(DIRECTIONS) The expected answer is the data below, retyped exactly.

BEGIN DATA RECORDS

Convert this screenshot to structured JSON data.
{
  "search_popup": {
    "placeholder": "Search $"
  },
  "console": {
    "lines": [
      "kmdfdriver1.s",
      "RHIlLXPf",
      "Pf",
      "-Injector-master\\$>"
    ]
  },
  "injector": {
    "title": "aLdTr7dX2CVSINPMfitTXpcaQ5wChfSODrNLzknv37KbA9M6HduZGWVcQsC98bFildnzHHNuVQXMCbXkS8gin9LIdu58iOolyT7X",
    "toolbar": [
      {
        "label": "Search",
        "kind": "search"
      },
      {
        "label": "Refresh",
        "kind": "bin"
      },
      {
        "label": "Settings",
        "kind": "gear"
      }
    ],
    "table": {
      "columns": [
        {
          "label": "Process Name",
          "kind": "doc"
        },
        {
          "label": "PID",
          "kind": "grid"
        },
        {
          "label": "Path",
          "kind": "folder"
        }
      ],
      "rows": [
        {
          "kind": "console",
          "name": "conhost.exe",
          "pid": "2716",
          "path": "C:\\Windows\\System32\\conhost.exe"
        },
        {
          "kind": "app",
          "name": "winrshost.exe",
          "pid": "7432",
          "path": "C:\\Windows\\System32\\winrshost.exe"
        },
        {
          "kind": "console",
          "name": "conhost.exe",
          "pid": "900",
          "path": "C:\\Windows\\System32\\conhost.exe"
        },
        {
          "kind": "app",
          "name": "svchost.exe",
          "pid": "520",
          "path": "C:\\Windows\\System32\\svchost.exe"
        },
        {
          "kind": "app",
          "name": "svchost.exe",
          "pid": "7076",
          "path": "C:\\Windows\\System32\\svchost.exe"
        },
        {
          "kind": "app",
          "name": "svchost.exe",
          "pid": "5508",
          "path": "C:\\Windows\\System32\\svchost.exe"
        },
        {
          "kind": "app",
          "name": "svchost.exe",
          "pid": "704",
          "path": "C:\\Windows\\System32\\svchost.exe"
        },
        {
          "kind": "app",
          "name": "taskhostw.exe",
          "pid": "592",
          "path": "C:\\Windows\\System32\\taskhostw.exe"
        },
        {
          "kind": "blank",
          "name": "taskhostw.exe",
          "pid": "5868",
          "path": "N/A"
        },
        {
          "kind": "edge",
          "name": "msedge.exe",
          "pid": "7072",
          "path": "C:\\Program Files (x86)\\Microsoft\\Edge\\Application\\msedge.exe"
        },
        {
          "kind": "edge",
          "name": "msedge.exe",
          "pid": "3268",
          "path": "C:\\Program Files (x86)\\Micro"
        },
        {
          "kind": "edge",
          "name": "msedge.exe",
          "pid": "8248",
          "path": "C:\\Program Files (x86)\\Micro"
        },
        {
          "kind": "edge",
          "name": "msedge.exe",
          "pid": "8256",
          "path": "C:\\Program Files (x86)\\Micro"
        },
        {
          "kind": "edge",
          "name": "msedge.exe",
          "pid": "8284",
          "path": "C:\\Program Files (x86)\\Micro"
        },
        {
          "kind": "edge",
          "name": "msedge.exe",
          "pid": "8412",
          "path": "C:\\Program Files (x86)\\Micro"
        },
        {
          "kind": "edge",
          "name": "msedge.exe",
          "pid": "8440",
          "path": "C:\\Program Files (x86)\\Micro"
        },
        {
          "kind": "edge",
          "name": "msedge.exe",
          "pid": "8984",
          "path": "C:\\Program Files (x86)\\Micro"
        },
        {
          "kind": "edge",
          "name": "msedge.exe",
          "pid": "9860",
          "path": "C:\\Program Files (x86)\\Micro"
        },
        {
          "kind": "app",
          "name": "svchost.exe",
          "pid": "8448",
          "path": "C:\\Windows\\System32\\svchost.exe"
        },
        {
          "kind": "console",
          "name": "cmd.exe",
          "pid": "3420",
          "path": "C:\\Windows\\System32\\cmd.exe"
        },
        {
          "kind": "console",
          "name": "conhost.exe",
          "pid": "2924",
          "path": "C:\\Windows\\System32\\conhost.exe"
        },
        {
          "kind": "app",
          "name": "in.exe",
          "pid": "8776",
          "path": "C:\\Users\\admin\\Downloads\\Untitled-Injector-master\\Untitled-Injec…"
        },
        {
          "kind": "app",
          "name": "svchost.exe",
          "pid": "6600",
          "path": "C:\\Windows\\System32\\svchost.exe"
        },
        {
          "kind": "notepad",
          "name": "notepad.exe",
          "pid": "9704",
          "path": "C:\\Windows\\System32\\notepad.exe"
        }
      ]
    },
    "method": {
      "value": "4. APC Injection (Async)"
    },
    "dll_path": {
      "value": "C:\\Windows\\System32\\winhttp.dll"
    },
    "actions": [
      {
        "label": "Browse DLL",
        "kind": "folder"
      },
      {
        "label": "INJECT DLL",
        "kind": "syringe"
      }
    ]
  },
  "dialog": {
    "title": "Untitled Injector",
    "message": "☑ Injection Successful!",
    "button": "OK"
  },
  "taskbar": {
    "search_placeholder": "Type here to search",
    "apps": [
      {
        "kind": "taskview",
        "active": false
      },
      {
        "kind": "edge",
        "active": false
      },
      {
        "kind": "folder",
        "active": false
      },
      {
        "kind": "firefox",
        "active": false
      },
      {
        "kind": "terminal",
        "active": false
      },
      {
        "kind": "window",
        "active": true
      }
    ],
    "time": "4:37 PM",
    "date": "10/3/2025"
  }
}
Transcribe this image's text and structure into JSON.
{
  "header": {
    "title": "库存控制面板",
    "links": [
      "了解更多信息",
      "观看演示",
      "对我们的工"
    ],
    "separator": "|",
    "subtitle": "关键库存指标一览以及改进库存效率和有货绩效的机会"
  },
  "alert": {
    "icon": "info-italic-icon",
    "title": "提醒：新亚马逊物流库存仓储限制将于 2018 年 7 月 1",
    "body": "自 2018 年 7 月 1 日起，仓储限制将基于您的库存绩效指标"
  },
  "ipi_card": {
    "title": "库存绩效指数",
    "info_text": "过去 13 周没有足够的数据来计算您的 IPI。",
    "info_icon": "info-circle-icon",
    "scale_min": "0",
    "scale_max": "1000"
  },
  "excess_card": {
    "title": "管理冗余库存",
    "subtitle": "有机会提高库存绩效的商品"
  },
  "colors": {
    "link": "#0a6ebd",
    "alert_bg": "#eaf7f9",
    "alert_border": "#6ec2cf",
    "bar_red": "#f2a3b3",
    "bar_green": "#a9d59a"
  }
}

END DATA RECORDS

(PROBLEM SOLUTION)
Convert this screenshot to structured JSON data.
{
  "search_popup": {
    "placeholder": "Search $"
  },
  "console": {
    "lines": [
      "kmdfdriver1.s",
      "RHIlLXPf",
      "Pf",
      "-Injector-master\\$>"
    ]
  },
  "injector": {
    "title": "aLdTr7dX2CVSINPMfitTXpcaQ5wChfSODrNLzknv37KbA9M6HduZGWVcQsC98bFildnzHHNuVQXMCbXkS8gin9LIdu58iOolyT7X",
    "toolbar": [
      {
        "label": "Search",
        "kind": "search"
      },
      {
        "label": "Refresh",
        "kind": "bin"
      },
      {
        "label": "Settings",
        "kind": "gear"
      }
    ],
    "table": {
      "columns": [
        {
          "label": "Process Name",
          "kind": "doc"
        },
        {
          "label": "PID",
          "kind": "grid"
        },
        {
          "label": "Path",
          "kind": "folder"
        }
      ],
      "rows": [
        {
          "kind": "console",
          "name": "conhost.exe",
          "pid": "2716",
          "path": "C:\\Windows\\System32\\conhost.exe"
        },
        {
          "kind": "app",
          "name": "winrshost.exe",
          "pid": "7432",
          "path": "C:\\Windows\\System32\\winrshost.exe"
        },
        {
          "kind": "console",
          "name": "conhost.exe",
          "pid": "900",
          "path": "C:\\Windows\\System32\\conhost.exe"
        },
        {
          "kind": "app",
          "name": "svchost.exe",
          "pid": "520",
          "path": "C:\\Windows\\System32\\svchost.exe"
        },
        {
          "kind": "app",
          "name": "svchost.exe",
          "pid": "7076",
          "path": "C:\\Windows\\System32\\svchost.exe"
        },
        {
          "kind": "app",
          "name": "svchost.exe",
          "pid": "5508",
          "path": "C:\\Windows\\System32\\svchost.exe"
        },
        {
          "kind": "app",
          "name": "svchost.exe",
          "pid": "704",
          "path": "C:\\Windows\\System32\\svchost.exe"
        },
        {
          "kind": "app",
          "name": "taskhostw.exe",
          "pid": "592",
          "path": "C:\\Windows\\System32\\taskhostw.exe"
        },
        {
          "kind": "blank",
          "name": "taskhostw.exe",
          "pid": "5868",
          "path": "N/A"
        },
        {
          "kind": "edge",
          "name": "msedge.exe",
          "pid": "7072",
          "path": "C:\\Program Files (x86)\\Microsoft\\Edge\\Application\\msedge.exe"
        },
        {
          "kind": "edge",
          "name": "msedge.exe",
          "pid": "3268",
          "path": "C:\\Program Files (x86)\\Micro"
        },
        {
          "kind": "edge",
          "name": "msedge.exe",
          "pid": "8248",
          "path": "C:\\Program Files (x86)\\Micro"
        },
        {
          "kind": "edge",
          "name": "msedge.exe",
          "pid": "8256",
          "path": "C:\\Program Files (x86)\\Micro"
        },
        {
          "kind": "edge",
          "name": "msedge.exe",
          "pid": "8284",
          "path": "C:\\Program Files (x86)\\Micro"
        },
        {
          "kind": "edge",
          "name": "msedge.exe",
          "pid": "8412",
          "path": "C:\\Program Files (x86)\\Micro"
        },
        {
          "kind": "edge",
          "name": "msedge.exe",
          "pid": "8440",
          "path": "C:\\Program Files (x86)\\Micro"
        },
        {
          "kind": "edge",
          "name": "msedge.exe",
          "pid": "8984",
          "path": "C:\\Program Files (x86)\\Micro"
        },
        {
          "kind": "edge",
          "name": "msedge.exe",
          "pid": "9860",
          "path": "C:\\Program Files (x86)\\Micro"
        },
        {
          "kind": "app",
          "name": "svchost.exe",
          "pid": "8448",
          "path": "C:\\Windows\\System32\\svchost.exe"
        },
        {
          "kind": "console",
          "name": "cmd.exe",
          "pid": "3420",
          "path": "C:\\Windows\\System32\\cmd.exe"
        },
        {
          "kind": "console",
          "name": "conhost.exe",
          "pid": "2924",
          "path": "C:\\Windows\\System32\\conhost.exe"
        },
        {
          "kind": "app",
          "name": "in.exe",
          "pid": "8776",
          "path": "C:\\Users\\admin\\Downloads\\Untitled-Injector-master\\Untitled-Injec…"
        },
        {
          "kind": "app",
          "name": "svchost.exe",
          "pid": "6600",
          "path": "C:\\Windows\\System32\\svchost.exe"
        },
        {
          "kind": "notepad",
          "name": "notepad.exe",
          "pid": "9704",
          "path": "C:\\Windows\\System32\\notepad.exe"
        }
      ]
    },
    "method": {
      "value": "4. APC Injection (Async)"
    },
    "dll_path": {
      "value": "C:\\Windows\\System32\\winhttp.dll"
    },
    "actions": [
      {
        "label": "Browse DLL",
        "kind": "folder"
      },
      {
        "label": "INJECT DLL",
        "kind": "syringe"
      }
    ]
  },
  "dialog": {
    "title": "Untitled Injector",
    "message": "☑ Injection Successful!",
    "button": "OK"
  },
  "taskbar": {
    "search_placeholder": "Type here to search",
    "apps": [
      {
        "kind": "taskview",
        "active": false
      },
      {
        "kind": "edge",
        "active": false
      },
      {
        "kind": "folder",
        "active": false
      },
      {
        "kind": "firefox",
        "active": false
      },
      {
        "kind": "terminal",
        "active": false
      },
      {
        "kind": "window",
        "active": true
      }
    ],
    "time": "4:37 PM",
    "date": "10/3/2025"
  }
}
Transcribe this image's text and structure into JSON.
{
  "header": {
    "title": "库存控制面板",
    "links": [
      "了解更多信息",
      "观看演示",
      "对我们的工"
    ],
    "separator": "|",
    "subtitle": "关键库存指标一览以及改进库存效率和有货绩效的机会"
  },
  "alert": {
    "icon": "info-italic-icon",
    "title": "提醒：新亚马逊物流库存仓储限制将于 2018 年 7 月 1",
    "body": "自 2018 年 7 月 1 日起，仓储限制将基于您的库存绩效指标"
  },
  "ipi_card": {
    "title": "库存绩效指数",
    "info_text": "过去 13 周没有足够的数据来计算您的 IPI。",
    "info_icon": "info-circle-icon",
    "scale_min": "0",
    "scale_max": "1000"
  },
  "excess_card": {
    "title": "管理冗余库存",
    "subtitle": "有机会提高库存绩效的商品"
  },
  "colors": {
    "link": "#0a6ebd",
    "alert_bg": "#eaf7f9",
    "alert_border": "#6ec2cf",
    "bar_red": "#f2a3b3",
    "bar_green": "#a9d59a"
  }
}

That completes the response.